## [WHAT YOU ARE ASKED TO DO]
Write out every line below again exactly as it stands, skipping each image.

[Web page and app entries]

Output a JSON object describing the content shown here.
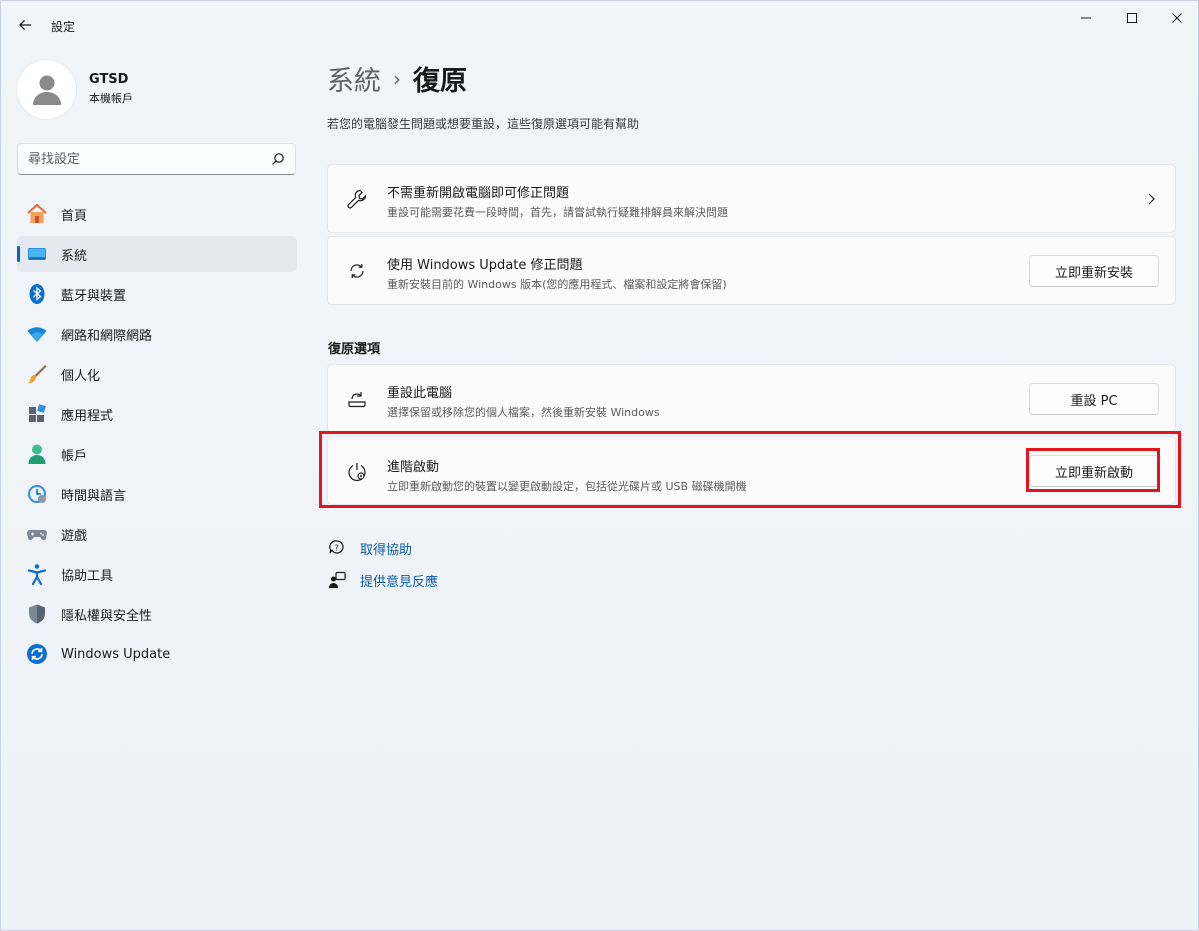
{
  "window": {
    "title": "設定"
  },
  "profile": {
    "name": "GTSD",
    "account_type": "本機帳戶"
  },
  "search": {
    "placeholder": "尋找設定"
  },
  "sidebar": {
    "items": [
      {
        "label": "首頁",
        "icon": "home-icon"
      },
      {
        "label": "系統",
        "icon": "system-icon",
        "active": true
      },
      {
        "label": "藍牙與裝置",
        "icon": "bluetooth-icon"
      },
      {
        "label": "網路和網際網路",
        "icon": "wifi-icon"
      },
      {
        "label": "個人化",
        "icon": "brush-icon"
      },
      {
        "label": "應用程式",
        "icon": "apps-icon"
      },
      {
        "label": "帳戶",
        "icon": "account-icon"
      },
      {
        "label": "時間與語言",
        "icon": "time-language-icon"
      },
      {
        "label": "遊戲",
        "icon": "gamepad-icon"
      },
      {
        "label": "協助工具",
        "icon": "accessibility-icon"
      },
      {
        "label": "隱私權與安全性",
        "icon": "shield-icon"
      },
      {
        "label": "Windows Update",
        "icon": "windows-update-icon"
      }
    ]
  },
  "main": {
    "breadcrumb_parent": "系統",
    "breadcrumb_separator": "›",
    "breadcrumb_current": "復原",
    "subtitle": "若您的電腦發生問題或想要重設，這些復原選項可能有幫助",
    "top_cards": [
      {
        "title": "不需重新開啟電腦即可修正問題",
        "desc": "重設可能需要花費一段時間，首先，請嘗試執行疑難排解員來解決問題",
        "icon": "wrench-icon"
      },
      {
        "title": "使用 Windows Update 修正問題",
        "desc": "重新安裝目前的 Windows 版本(您的應用程式、檔案和設定將會保留)",
        "button": "立即重新安裝",
        "icon": "sync-icon"
      }
    ],
    "section_title": "復原選項",
    "recovery_cards": [
      {
        "title": "重設此電腦",
        "desc": "選擇保留或移除您的個人檔案，然後重新安裝 Windows",
        "button": "重設 PC",
        "icon": "reset-pc-icon"
      },
      {
        "title": "進階啟動",
        "desc": "立即重新啟動您的裝置以變更啟動設定，包括從光碟片或 USB 磁碟機開機",
        "button": "立即重新啟動",
        "icon": "advanced-startup-icon"
      }
    ],
    "links": [
      {
        "label": "取得協助",
        "icon": "help-icon"
      },
      {
        "label": "提供意見反應",
        "icon": "feedback-icon"
      }
    ]
  },
  "colors": {
    "accent": "#0067c0",
    "highlight": "#e3141e",
    "link": "#0b5cad"
  }
}
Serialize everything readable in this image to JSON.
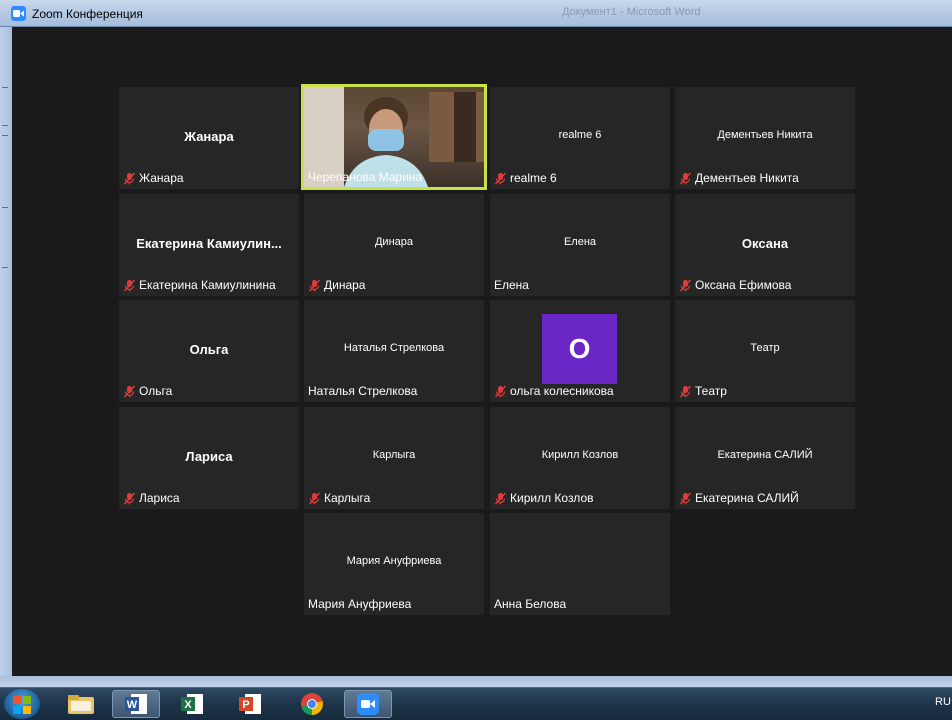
{
  "window": {
    "title": "Zoom Конференция",
    "background_text": "Документ1 - Microsoft Word"
  },
  "colors": {
    "accent_active_speaker": "#c8e34a",
    "mute_red": "#e23b3b",
    "tile_bg": "#262626",
    "avatar_bg": "#6b26c6"
  },
  "participants": [
    {
      "name": "Жанара",
      "center": "Жанара",
      "muted": true
    },
    {
      "name": "Черепанова Марина",
      "center": "",
      "muted": false,
      "video": true,
      "active": true
    },
    {
      "name": "realme 6",
      "center": "realme 6",
      "muted": true
    },
    {
      "name": "Дементьев Никита",
      "center": "Дементьев Никита",
      "muted": true
    },
    {
      "name": "Екатерина Камиулинина",
      "center": "Екатерина Камиулин...",
      "muted": true
    },
    {
      "name": "Динара",
      "center": "Динара",
      "muted": true
    },
    {
      "name": "Елена",
      "center": "Елена",
      "muted": false
    },
    {
      "name": "Оксана Ефимова",
      "center": "Оксана",
      "muted": true
    },
    {
      "name": "Ольга",
      "center": "Ольга",
      "muted": true
    },
    {
      "name": "Наталья Стрелкова",
      "center": "Наталья Стрелкова",
      "muted": false
    },
    {
      "name": "ольга колесникова",
      "center": "",
      "muted": true,
      "avatar_letter": "О"
    },
    {
      "name": "Театр",
      "center": "Театр",
      "muted": true
    },
    {
      "name": "Лариса",
      "center": "Лариса",
      "muted": true
    },
    {
      "name": "Карлыга",
      "center": "Карлыга",
      "muted": true
    },
    {
      "name": "Кирилл Козлов",
      "center": "Кирилл Козлов",
      "muted": true
    },
    {
      "name": "Екатерина САЛИЙ",
      "center": "Екатерина САЛИЙ",
      "muted": true
    },
    {
      "name": "Мария Ануфриева",
      "center": "Мария Ануфриева",
      "muted": false
    },
    {
      "name": "Анна Белова",
      "center": "",
      "muted": false
    }
  ],
  "taskbar": {
    "items": [
      "start",
      "file-explorer",
      "word",
      "excel",
      "powerpoint",
      "chrome",
      "zoom"
    ],
    "tray_text": "RU"
  }
}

## [EXERCISE RESULT]
Output a JSON object describing the content shown here.
{
  "window": {
    "title": "設定"
  },
  "profile": {
    "name": "GTSD",
    "account_type": "本機帳戶"
  },
  "search": {
    "placeholder": "尋找設定"
  },
  "sidebar": {
    "items": [
      {
        "label": "首頁",
        "icon": "home-icon"
      },
      {
        "label": "系統",
        "icon": "system-icon",
        "active": true
      },
      {
        "label": "藍牙與裝置",
        "icon": "bluetooth-icon"
      },
      {
        "label": "網路和網際網路",
        "icon": "wifi-icon"
      },
      {
        "label": "個人化",
        "icon": "brush-icon"
      },
      {
        "label": "應用程式",
        "icon": "apps-icon"
      },
      {
        "label": "帳戶",
        "icon": "account-icon"
      },
      {
        "label": "時間與語言",
        "icon": "time-language-icon"
      },
      {
        "label": "遊戲",
        "icon": "gamepad-icon"
      },
      {
        "label": "協助工具",
        "icon": "accessibility-icon"
      },
      {
        "label": "隱私權與安全性",
        "icon": "shield-icon"
      },
      {
        "label": "Windows Update",
        "icon": "windows-update-icon"
      }
    ]
  },
  "main": {
    "breadcrumb_parent": "系統",
    "breadcrumb_separator": "›",
    "breadcrumb_current": "復原",
    "subtitle": "若您的電腦發生問題或想要重設，這些復原選項可能有幫助",
    "top_cards": [
      {
        "title": "不需重新開啟電腦即可修正問題",
        "desc": "重設可能需要花費一段時間，首先，請嘗試執行疑難排解員來解決問題",
        "icon": "wrench-icon"
      },
      {
        "title": "使用 Windows Update 修正問題",
        "desc": "重新安裝目前的 Windows 版本(您的應用程式、檔案和設定將會保留)",
        "button": "立即重新安裝",
        "icon": "sync-icon"
      }
    ],
    "section_title": "復原選項",
    "recovery_cards": [
      {
        "title": "重設此電腦",
        "desc": "選擇保留或移除您的個人檔案，然後重新安裝 Windows",
        "button": "重設 PC",
        "icon": "reset-pc-icon"
      },
      {
        "title": "進階啟動",
        "desc": "立即重新啟動您的裝置以變更啟動設定，包括從光碟片或 USB 磁碟機開機",
        "button": "立即重新啟動",
        "icon": "advanced-startup-icon"
      }
    ],
    "links": [
      {
        "label": "取得協助",
        "icon": "help-icon"
      },
      {
        "label": "提供意見反應",
        "icon": "feedback-icon"
      }
    ]
  },
  "colors": {
    "accent": "#0067c0",
    "highlight": "#e3141e",
    "link": "#0b5cad"
  }
}
Serialize everything readable in this image to JSON.
{
  "window": {
    "title": "Zoom Конференция",
    "background_text": "Документ1 - Microsoft Word"
  },
  "colors": {
    "accent_active_speaker": "#c8e34a",
    "mute_red": "#e23b3b",
    "tile_bg": "#262626",
    "avatar_bg": "#6b26c6"
  },
  "participants": [
    {
      "name": "Жанара",
      "center": "Жанара",
      "muted": true
    },
    {
      "name": "Черепанова Марина",
      "center": "",
      "muted": false,
      "video": true,
      "active": true
    },
    {
      "name": "realme 6",
      "center": "realme 6",
      "muted": true
    },
    {
      "name": "Дементьев Никита",
      "center": "Дементьев Никита",
      "muted": true
    },
    {
      "name": "Екатерина Камиулинина",
      "center": "Екатерина Камиулин...",
      "muted": true
    },
    {
      "name": "Динара",
      "center": "Динара",
      "muted": true
    },
    {
      "name": "Елена",
      "center": "Елена",
      "muted": false
    },
    {
      "name": "Оксана Ефимова",
      "center": "Оксана",
      "muted": true
    },
    {
      "name": "Ольга",
      "center": "Ольга",
      "muted": true
    },
    {
      "name": "Наталья Стрелкова",
      "center": "Наталья Стрелкова",
      "muted": false
    },
    {
      "name": "ольга колесникова",
      "center": "",
      "muted": true,
      "avatar_letter": "О"
    },
    {
      "name": "Театр",
      "center": "Театр",
      "muted": true
    },
    {
      "name": "Лариса",
      "center": "Лариса",
      "muted": true
    },
    {
      "name": "Карлыга",
      "center": "Карлыга",
      "muted": true
    },
    {
      "name": "Кирилл Козлов",
      "center": "Кирилл Козлов",
      "muted": true
    },
    {
      "name": "Екатерина САЛИЙ",
      "center": "Екатерина САЛИЙ",
      "muted": true
    },
    {
      "name": "Мария Ануфриева",
      "center": "Мария Ануфриева",
      "muted": false
    },
    {
      "name": "Анна Белова",
      "center": "",
      "muted": false
    }
  ],
  "taskbar": {
    "items": [
      "start",
      "file-explorer",
      "word",
      "excel",
      "powerpoint",
      "chrome",
      "zoom"
    ],
    "tray_text": "RU"
  }
}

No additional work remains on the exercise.